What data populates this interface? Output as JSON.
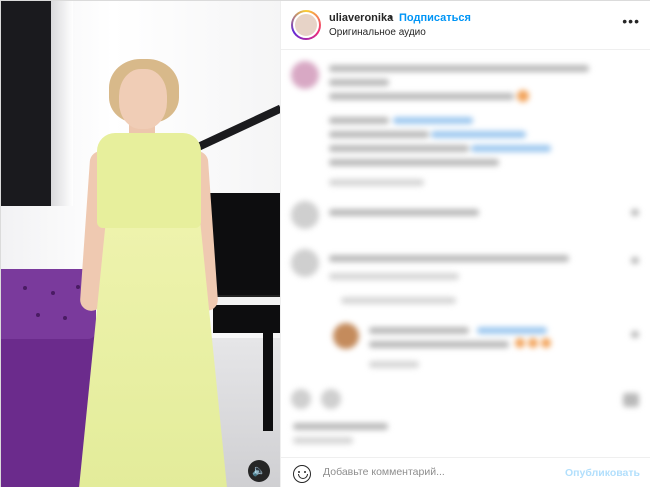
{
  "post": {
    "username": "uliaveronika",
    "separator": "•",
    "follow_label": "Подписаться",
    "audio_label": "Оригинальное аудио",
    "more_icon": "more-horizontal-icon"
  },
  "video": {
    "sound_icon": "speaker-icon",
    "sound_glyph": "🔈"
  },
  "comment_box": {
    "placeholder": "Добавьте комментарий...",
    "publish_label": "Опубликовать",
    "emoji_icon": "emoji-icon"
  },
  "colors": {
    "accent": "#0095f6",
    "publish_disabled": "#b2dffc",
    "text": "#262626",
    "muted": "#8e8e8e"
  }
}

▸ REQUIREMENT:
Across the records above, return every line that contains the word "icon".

▸ ANSWER TO THIS TASK:
    "more_icon": "more-horizontal-icon"
    "sound_icon": "speaker-icon",
    "emoji_icon": "emoji-icon"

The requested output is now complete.